A wireless network is used to link two wired networks.
What is SSID?
Service Set Identifier. It's used to differentiate one wireless network from another.
What are the two methods wireless clients can use to authenticate to WAPs?
Open System Authentication (OSA) == no real authentication required.
Shared Key Authentication (SKA) == challenge handshake authentication must happen before network communication can occur
What optional encryption technique does 802.11 define?
WEP, or Wired Equivalent Privacy, which uses RC4, a symmetric stream cipher.
What are the problems with WEP?
It uses static keys, weak initialization vectors, and doesn't maintain true packet integrity. It can be cracked in under a minute.
What is WPA?
WPA is an interim solution to the problems of WEP. Vulnerable to brute force guessing.
What is WPA2?
An effective mechanism for securing wireless networks. Uses AES.
How should you secure a wireless network?
1. Change the default administrator password
2. Disable SSID broadcast

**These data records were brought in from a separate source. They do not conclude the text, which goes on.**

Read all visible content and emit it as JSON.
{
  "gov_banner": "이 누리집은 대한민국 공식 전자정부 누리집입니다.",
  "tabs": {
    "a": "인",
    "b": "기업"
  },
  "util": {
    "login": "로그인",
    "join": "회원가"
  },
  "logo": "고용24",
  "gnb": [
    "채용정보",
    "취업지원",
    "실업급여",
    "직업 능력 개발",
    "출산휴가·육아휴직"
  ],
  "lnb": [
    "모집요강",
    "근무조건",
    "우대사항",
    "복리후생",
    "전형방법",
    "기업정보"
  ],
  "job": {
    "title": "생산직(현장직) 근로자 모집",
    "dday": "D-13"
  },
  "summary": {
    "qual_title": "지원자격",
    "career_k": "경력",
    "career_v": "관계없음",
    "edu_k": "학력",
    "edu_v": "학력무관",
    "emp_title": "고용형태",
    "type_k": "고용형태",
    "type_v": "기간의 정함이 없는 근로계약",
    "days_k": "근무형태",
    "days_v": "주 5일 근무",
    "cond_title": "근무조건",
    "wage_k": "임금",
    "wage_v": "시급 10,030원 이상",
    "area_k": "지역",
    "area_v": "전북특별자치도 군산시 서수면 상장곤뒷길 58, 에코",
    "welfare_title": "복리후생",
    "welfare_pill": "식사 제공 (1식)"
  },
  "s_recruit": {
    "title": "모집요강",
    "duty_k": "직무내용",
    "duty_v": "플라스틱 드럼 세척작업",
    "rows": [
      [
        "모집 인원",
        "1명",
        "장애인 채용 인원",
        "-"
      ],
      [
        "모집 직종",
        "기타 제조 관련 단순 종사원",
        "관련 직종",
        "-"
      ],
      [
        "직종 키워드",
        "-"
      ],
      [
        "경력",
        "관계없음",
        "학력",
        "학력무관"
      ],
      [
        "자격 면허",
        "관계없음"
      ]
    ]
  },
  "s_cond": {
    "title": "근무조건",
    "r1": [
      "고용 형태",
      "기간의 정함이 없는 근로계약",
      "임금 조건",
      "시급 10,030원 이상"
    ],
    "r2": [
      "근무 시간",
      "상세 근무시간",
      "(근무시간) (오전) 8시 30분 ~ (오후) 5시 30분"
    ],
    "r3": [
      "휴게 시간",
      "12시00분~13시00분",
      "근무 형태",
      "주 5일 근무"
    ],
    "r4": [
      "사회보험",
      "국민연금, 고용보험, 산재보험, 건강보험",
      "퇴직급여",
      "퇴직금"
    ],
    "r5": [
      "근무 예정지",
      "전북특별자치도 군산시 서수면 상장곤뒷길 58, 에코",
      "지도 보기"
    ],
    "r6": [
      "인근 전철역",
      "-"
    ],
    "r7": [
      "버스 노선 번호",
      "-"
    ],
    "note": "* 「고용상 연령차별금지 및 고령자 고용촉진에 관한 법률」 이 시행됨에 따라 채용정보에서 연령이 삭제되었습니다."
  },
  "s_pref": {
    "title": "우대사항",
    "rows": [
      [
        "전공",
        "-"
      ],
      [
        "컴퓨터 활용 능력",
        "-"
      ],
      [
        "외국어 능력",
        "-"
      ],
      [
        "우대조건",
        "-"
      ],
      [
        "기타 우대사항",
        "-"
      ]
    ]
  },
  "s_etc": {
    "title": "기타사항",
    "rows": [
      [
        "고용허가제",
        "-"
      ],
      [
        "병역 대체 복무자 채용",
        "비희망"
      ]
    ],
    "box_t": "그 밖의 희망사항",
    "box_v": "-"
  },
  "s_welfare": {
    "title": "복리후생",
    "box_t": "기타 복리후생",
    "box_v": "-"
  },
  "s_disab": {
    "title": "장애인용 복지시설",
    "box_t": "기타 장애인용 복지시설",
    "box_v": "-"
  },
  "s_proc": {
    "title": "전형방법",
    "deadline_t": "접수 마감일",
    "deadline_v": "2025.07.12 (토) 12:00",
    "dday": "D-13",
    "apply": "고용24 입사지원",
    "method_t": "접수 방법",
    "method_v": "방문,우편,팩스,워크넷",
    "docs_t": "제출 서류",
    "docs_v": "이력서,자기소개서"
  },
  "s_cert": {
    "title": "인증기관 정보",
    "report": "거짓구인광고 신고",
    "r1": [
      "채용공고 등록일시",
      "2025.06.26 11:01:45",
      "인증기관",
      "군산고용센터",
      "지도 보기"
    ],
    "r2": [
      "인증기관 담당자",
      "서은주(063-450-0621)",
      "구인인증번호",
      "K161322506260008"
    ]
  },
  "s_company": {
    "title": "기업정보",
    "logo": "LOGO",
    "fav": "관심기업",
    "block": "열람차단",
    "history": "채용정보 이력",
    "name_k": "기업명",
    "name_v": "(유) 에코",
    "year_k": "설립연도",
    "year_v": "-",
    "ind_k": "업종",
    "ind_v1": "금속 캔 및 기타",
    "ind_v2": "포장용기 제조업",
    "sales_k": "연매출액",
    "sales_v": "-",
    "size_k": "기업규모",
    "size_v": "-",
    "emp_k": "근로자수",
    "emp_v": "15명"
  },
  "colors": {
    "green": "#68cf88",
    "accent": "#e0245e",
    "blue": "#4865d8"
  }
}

3. Change the SSID to something unique
4. Enable MAC filtering if the pool of wireless clients is relatively small and static
5. Consider using static IP addresses, or configure DHCP with reservations
6. Turn on the highest form of authentication and encryption supported (prefereably WPA-2)
7. Treat wireless as remote access, and manage using 802.1X.
8. Treat wireless as external access, and separate the WAP from the wired network using a firewall.
9. Treat wireless as an entry point for attackers, and monitor all WAP to wired network communcations with an IDS.
10. Require all transmissions between wireless clients and WAPs to be encrypted (VPN link)
What are the 4 802.11 amendments that definte unqiue frequencie and speeds of transmission?
802.11a, 802.11b, 802.11g, 802.11n
What is the speed and frequency of 802.11a?
54 Mbps, 5 GHz
What is the speed and frequency of 802.11b
11 Mbps, 2.4 GHz
What is the speed and frequency of 802.11g?
54 Mbps, 2.4 GHz
What is the speed and frequency of 802.11n?
600 Mbps, 2.4 or 5 GHz
Define network topology?
The physical layout and organization of computers and networking devices.
What are the four basic network topologies?
ring, bus, star, mesh
What is a ring topology?
Each system is a point on a circle. Only one system can transmit at a time. Token-based traffic management.
What is a bus topology?
Each system connects to a trunk or backbone. All systems can transmit at any time, which can cause collisions.
What is a star topology?
Each system is connected to a central hub or switch. The hub is a single point of failure, but the link between any one device and the hub can only impact that device. Usually has less cabling than other topologies.